In its today’s session, the Government approved a draft act concerning the creation of a national automated biometric identification system (ABIS) database. The Ministry of the Interior leads the creation of ABIS which allows the state to capture and store biometric personal data – fingerprints and facial images – and to compare biometric data. Efficient authentication and verification of identity helps law enforcement bodies to prevent forgeries and solve crimes, thus having a positive effect on both public order and security.
The ABIS database will store biometric data – fingerprints and facial images which a person gives to the state in the course of a proceeding. In the first stage, the biometric data collected in offence proceedings and currently stored in the National Fingerprint Database will be transferred to ABIS. In the second stage, biometric data collected in administrative proceedings and currently stored in various national databases, e.g. the Identity Documents Database, the Database of Prohibitions on Entry and the Visa Register, will be transferred to ABIS.
“The creation of the ABIS database will improve the capability of personal authentication and verification of identity and thus helps ensure public order and secure identity management. It provides us even a better level of assurance that a person is who he or she claims to be,” Minister of the Interior Kristian Jaani said.
According to the Minister of the Interior, the data in the ABIS database will be processed in accordance with all the data protection principles, ensuring the lawful and transparent use of the data. “Only officials who have a legal basis and are specifically authorised will have access to the ABIS database for the purpose of fulfilling their work tasks established by law and they can only process the ABIS data for the purpose of achieving the objective of conducting proceedings,” Jaani explained. The ABIS database will not store people’s biographic data, such as name, date of birth, personal ID code, citizenship and other such. “Those data are and will be in the respective proceedings register, e.g. the Identity Documents Register, the Visa Register, etc. This does therefore not constitute the creation of a ‘super database’ which would contain the personalised data of all the people related to Estonia,” Kristian Jaani added.
According to Margit Ratnik, Head of the Identity and Status Bureau of the Police and Border Guard Board, ABIS will provide an important tool in solving crimes, increasing the capability of the police in detecting identity frauds and thefts. “For instance, someone who has been expelled from Estonia due to a security risk, unlawful employment or a violation of the visa regime has changed his or her name in another country and obtained documents with the new name and attempts to gain a legal basis to come to Estonia with that new name. Thanks to the strong comparing capability of ABIS, the police can determine the previous identity of the person promptly and definitively,” Ratnik said.

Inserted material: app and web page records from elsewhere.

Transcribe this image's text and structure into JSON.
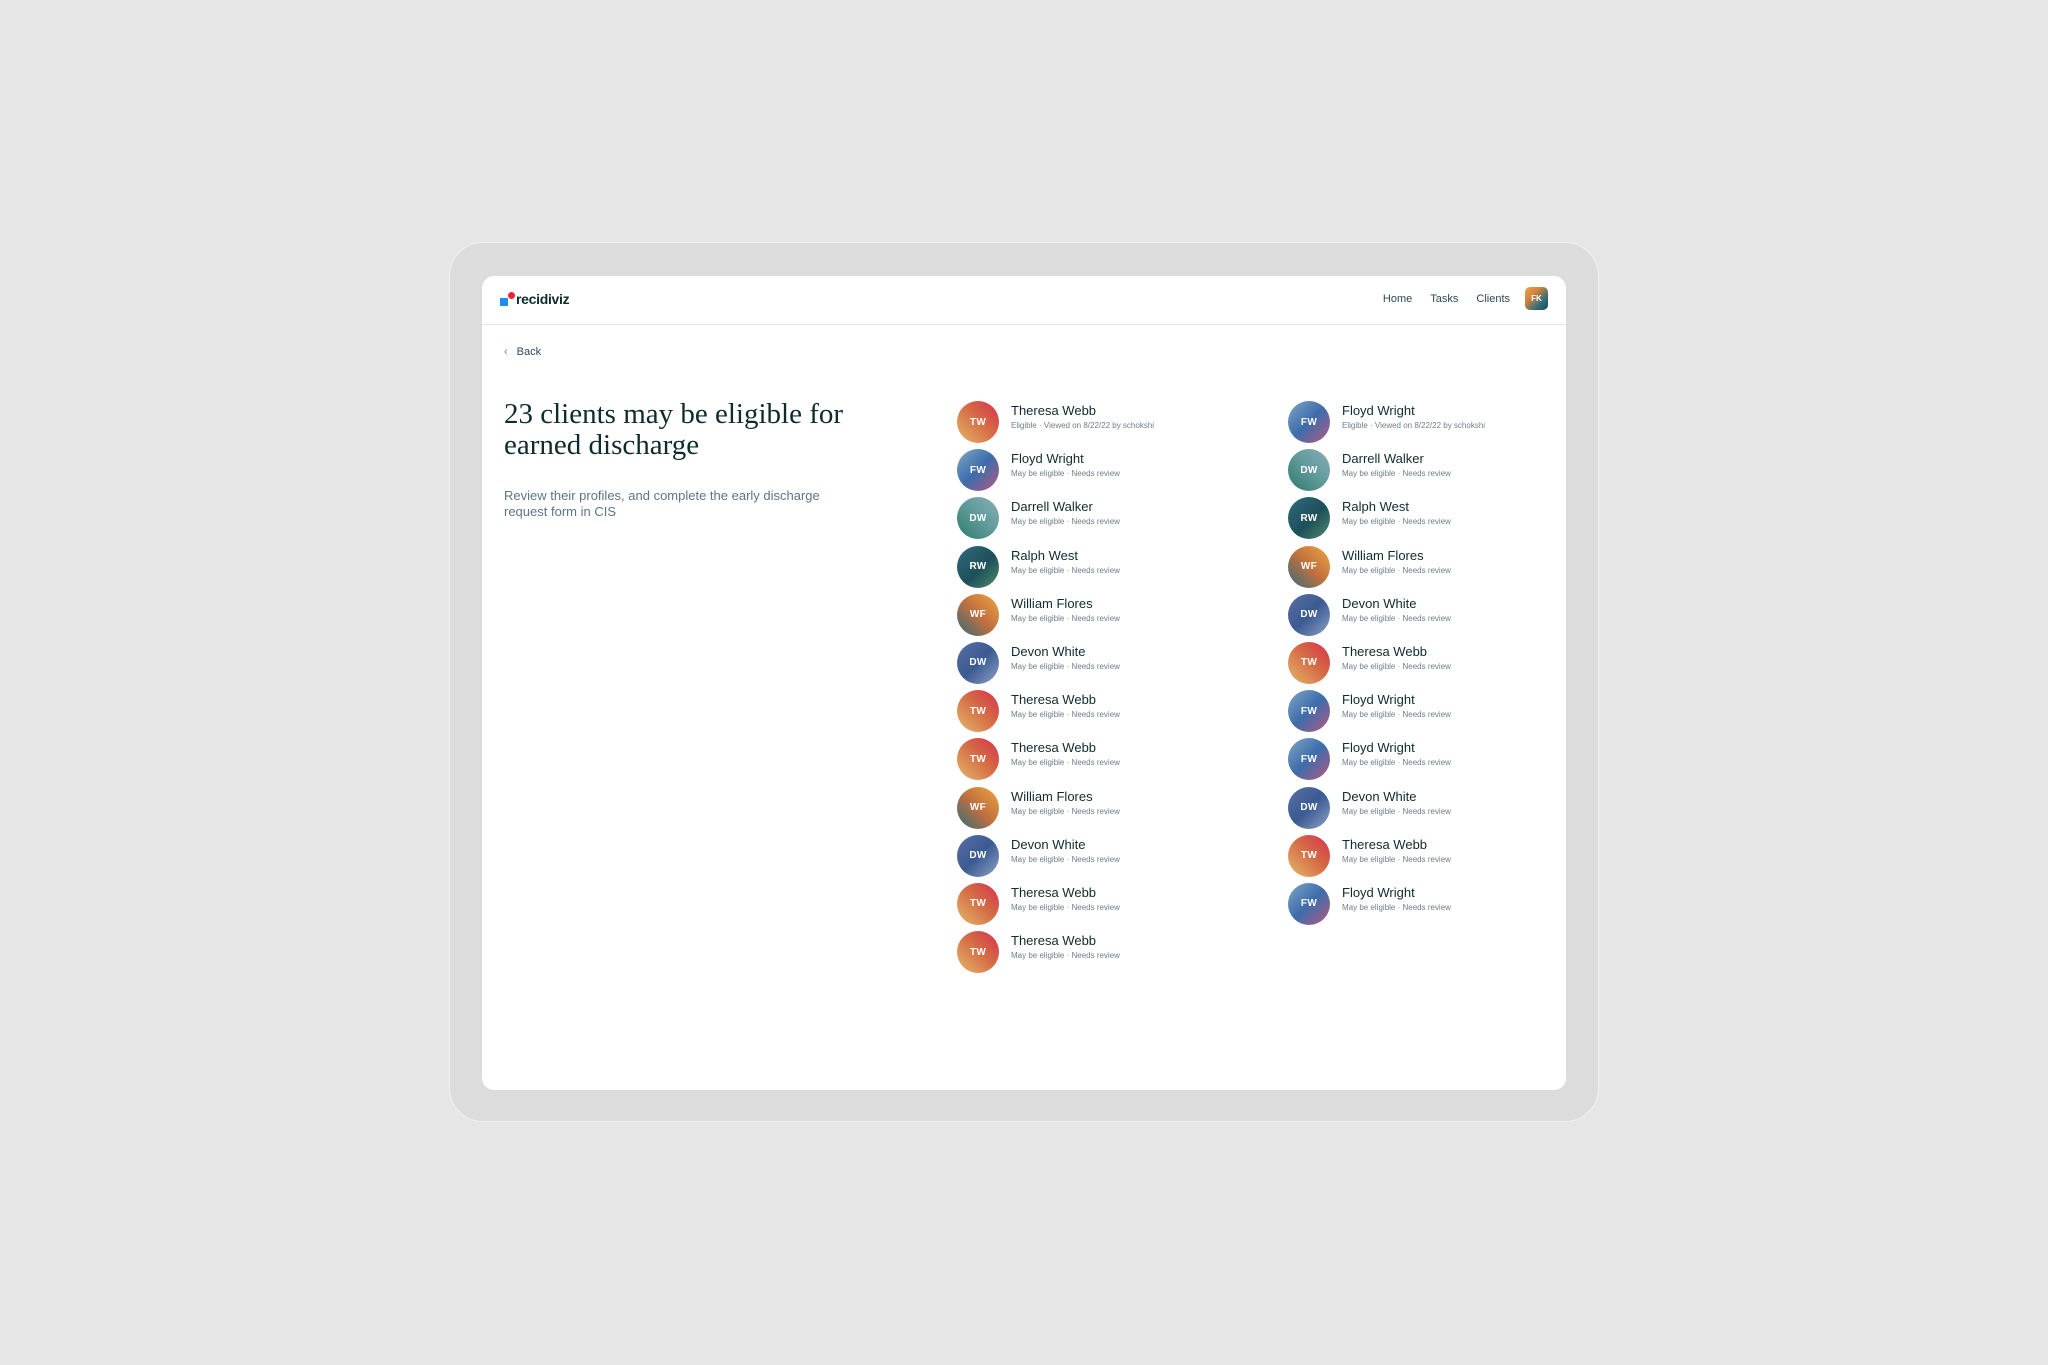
{
  "header": {
    "logo_text": "recidiviz",
    "nav": [
      {
        "label": "Home"
      },
      {
        "label": "Tasks"
      },
      {
        "label": "Clients"
      }
    ],
    "user_initials": "FK"
  },
  "back_label": "Back",
  "headline": "23 clients may be eligible for earned discharge",
  "subtext": "Review their profiles, and complete the early discharge request form in CIS",
  "clients_left": [
    {
      "initials": "TW",
      "name": "Theresa Webb",
      "status": "Eligible · Viewed on 8/22/22 by schokshi"
    },
    {
      "initials": "FW",
      "name": "Floyd Wright",
      "status": "May be eligible · Needs review"
    },
    {
      "initials": "DW",
      "name": "Darrell Walker",
      "status": "May be eligible · Needs review"
    },
    {
      "initials": "RW",
      "name": "Ralph West",
      "status": "May be eligible · Needs review"
    },
    {
      "initials": "WF",
      "name": "William Flores",
      "status": "May be eligible · Needs review"
    },
    {
      "initials": "DW",
      "name": "Devon White",
      "status": "May be eligible · Needs review"
    },
    {
      "initials": "TW",
      "name": "Theresa Webb",
      "status": "May be eligible · Needs review"
    },
    {
      "initials": "TW",
      "name": "Theresa Webb",
      "status": "May be eligible · Needs review"
    },
    {
      "initials": "WF",
      "name": "William Flores",
      "status": "May be eligible · Needs review"
    },
    {
      "initials": "DW",
      "name": "Devon White",
      "status": "May be eligible · Needs review"
    },
    {
      "initials": "TW",
      "name": "Theresa Webb",
      "status": "May be eligible · Needs review"
    },
    {
      "initials": "TW",
      "name": "Theresa Webb",
      "status": "May be eligible · Needs review"
    }
  ],
  "clients_right": [
    {
      "initials": "FW",
      "name": "Floyd Wright",
      "status": "Eligible · Viewed on 8/22/22 by schokshi"
    },
    {
      "initials": "DW",
      "name": "Darrell Walker",
      "status": "May be eligible · Needs review"
    },
    {
      "initials": "RW",
      "name": "Ralph West",
      "status": "May be eligible · Needs review"
    },
    {
      "initials": "WF",
      "name": "William Flores",
      "status": "May be eligible · Needs review"
    },
    {
      "initials": "DW",
      "name": "Devon White",
      "status": "May be eligible · Needs review"
    },
    {
      "initials": "TW",
      "name": "Theresa Webb",
      "status": "May be eligible · Needs review"
    },
    {
      "initials": "FW",
      "name": "Floyd Wright",
      "status": "May be eligible · Needs review"
    },
    {
      "initials": "FW",
      "name": "Floyd Wright",
      "status": "May be eligible · Needs review"
    },
    {
      "initials": "DW",
      "name": "Devon White",
      "status": "May be eligible · Needs review"
    },
    {
      "initials": "TW",
      "name": "Theresa Webb",
      "status": "May be eligible · Needs review"
    },
    {
      "initials": "FW",
      "name": "Floyd Wright",
      "status": "May be eligible · Needs review"
    }
  ]
}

Marti Lung, Head of Business Services at the IT and Development Centre of the Ministry of the Interior, says that the comparison engine of the ABIS database uses the world’s leading biometrics algorithms which ensure an accurate and reliable personal identification service. “As the database processes different kinds of personal data, the data in the database are anonymised and the protection of the data is also ensured with other technical and procedural measures. ABIS and the databases interfaced to ABIS will exchange biometric data only in encrypted form and via the X-Road data exchange layer,” Lung explains. He adds that if in common practice biographic data are integral parts of biometrics comparison systems, we do not wish to add personalised data to the ABIS database in order to protect personal data. “We are therefore creating a solution with which we introduce a better level of biometrics comparison capability, while not changing the currently applied personal data processing principles,” the Head of Business Services at the IT and Development Centre of the Ministry of the Interior surmises.

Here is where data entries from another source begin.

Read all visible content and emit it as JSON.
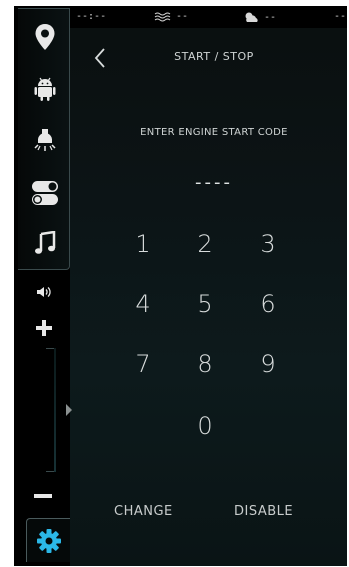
{
  "status_bar": {
    "time": "--:--",
    "temperature": "--",
    "weather": "--",
    "extra": "--"
  },
  "header": {
    "title": "START / STOP",
    "back_icon": "chevron-left-icon"
  },
  "prompt": "ENTER ENGINE START CODE",
  "code_display": "----",
  "keypad": {
    "k1": "1",
    "k2": "2",
    "k3": "3",
    "k4": "4",
    "k5": "5",
    "k6": "6",
    "k7": "7",
    "k8": "8",
    "k9": "9",
    "k0": "0"
  },
  "actions": {
    "change": "CHANGE",
    "disable": "DISABLE"
  },
  "sidebar": {
    "items": [
      "location-pin-icon",
      "android-icon",
      "light-bulb-icon",
      "toggle-icon",
      "music-note-icon"
    ],
    "settings_icon": "gear-icon",
    "settings_color": "#2bb8e8"
  }
}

The Government of the Republic decided the creation of the ABIS database in 2017. Besides the Ministry of the Interior, the contributors to the creation of ABIS include the Police and Border Guard Board, the IT and Development Centre of the Ministry of the Interior, and the Estonian Forensic Science Institute. The state’s partners in technical implementation are IDEMIA and Cybernetica AS. Nearly 17 million euros have been allocated for the development and maintenance of ABIS for 2018–2025.
Watch a video about the ABIS database here: https://www.youtube.com/watch?v=hFLJlc-7NmU